I've spent a lot of time observing teams. At first glance almost every team I see is working hard, and trying to do the right thing the best they can. Sure they may not be super effective or efficient, but it's not for lack of trying, and often not their fault. One of the key things I look for is how a team works, and more specifically how they allocate their time. If you really think about it there are really only two things teams do: Productive work, making, building, etc. Communicating, estimating, justifying, and explaining the work, and status
How did your team end up using your current methodology? It's kind of a trick question, because if you are using a branded Agile methodology you have probably already made choices that are highly limiting to your teams empowerment, and the trust of the organization that's needed for long term success. Capital A Agile software development has fully infected many teams. There are so many lessons to be learned from software development history. We stand on the shoulders of giants; but the leadership at many companies are not part of that on-going conversation. This means that you must assume that
I am of the school of thought that says software products are complex. Even, or perhaps especially, when you try and make them simple to your users. The technology is a part of it, but most of the complexity comes from the fact that you are designing and building something new. The work to understand the problem space, customer need, and how that intersects with the technology you need to build is all part of that. The most efficient process to implement something is usually not the most effective process to design that same thing. Properly done, teams are constantly

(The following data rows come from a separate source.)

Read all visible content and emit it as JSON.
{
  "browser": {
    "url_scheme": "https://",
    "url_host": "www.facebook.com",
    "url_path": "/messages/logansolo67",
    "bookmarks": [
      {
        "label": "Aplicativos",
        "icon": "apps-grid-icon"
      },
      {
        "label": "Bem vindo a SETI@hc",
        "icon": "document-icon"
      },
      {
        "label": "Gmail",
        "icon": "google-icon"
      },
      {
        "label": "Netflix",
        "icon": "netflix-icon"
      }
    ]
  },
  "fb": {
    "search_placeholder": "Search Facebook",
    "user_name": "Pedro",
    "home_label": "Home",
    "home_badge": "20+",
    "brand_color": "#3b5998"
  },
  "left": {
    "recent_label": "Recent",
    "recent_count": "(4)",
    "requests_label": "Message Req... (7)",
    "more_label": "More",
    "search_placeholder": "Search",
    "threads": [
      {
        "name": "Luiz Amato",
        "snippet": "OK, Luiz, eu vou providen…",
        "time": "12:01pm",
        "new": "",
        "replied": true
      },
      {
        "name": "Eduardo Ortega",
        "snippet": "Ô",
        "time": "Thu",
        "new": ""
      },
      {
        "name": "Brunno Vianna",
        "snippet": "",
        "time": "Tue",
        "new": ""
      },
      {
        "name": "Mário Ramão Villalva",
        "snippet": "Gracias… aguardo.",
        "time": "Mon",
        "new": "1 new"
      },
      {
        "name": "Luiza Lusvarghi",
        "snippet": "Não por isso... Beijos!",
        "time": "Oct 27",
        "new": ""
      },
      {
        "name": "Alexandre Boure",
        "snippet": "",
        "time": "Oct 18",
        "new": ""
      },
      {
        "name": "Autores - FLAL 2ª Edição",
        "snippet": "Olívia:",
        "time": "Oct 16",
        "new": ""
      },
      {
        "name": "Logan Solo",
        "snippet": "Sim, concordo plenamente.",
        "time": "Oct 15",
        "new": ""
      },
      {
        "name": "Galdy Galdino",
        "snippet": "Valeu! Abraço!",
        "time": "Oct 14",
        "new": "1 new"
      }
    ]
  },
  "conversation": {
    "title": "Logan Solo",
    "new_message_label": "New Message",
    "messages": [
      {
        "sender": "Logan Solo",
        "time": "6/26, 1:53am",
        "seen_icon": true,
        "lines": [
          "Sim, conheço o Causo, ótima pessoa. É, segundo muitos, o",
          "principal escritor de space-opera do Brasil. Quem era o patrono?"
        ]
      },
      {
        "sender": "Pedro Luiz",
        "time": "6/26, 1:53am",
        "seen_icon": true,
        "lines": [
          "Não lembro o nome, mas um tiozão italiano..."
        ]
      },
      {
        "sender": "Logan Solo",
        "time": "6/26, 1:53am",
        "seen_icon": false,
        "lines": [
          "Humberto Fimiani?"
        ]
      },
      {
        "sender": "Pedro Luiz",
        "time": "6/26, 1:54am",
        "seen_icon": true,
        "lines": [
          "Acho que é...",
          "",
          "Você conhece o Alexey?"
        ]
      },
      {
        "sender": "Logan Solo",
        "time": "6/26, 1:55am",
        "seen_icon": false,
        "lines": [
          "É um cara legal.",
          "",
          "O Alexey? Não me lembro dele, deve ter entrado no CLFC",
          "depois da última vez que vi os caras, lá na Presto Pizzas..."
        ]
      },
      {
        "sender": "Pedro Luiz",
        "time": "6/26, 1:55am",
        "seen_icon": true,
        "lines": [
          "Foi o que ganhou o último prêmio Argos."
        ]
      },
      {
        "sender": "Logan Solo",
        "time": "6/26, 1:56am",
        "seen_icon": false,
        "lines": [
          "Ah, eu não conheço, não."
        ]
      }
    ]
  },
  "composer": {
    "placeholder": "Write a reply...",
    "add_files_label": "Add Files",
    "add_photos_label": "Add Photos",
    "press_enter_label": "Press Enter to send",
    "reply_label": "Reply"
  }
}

Companies big and small, especially ones that don't have software deep in their founding DNA tend to fail more than they succeed in their software projects. The fabled digital transformations are very expensive, but don't always end up the way people hope. I've seen a few of these, and there are some common factors and trends. Watch this space for more on how to spot things going wrong, and some of the things you could do to avoid the pitfalls.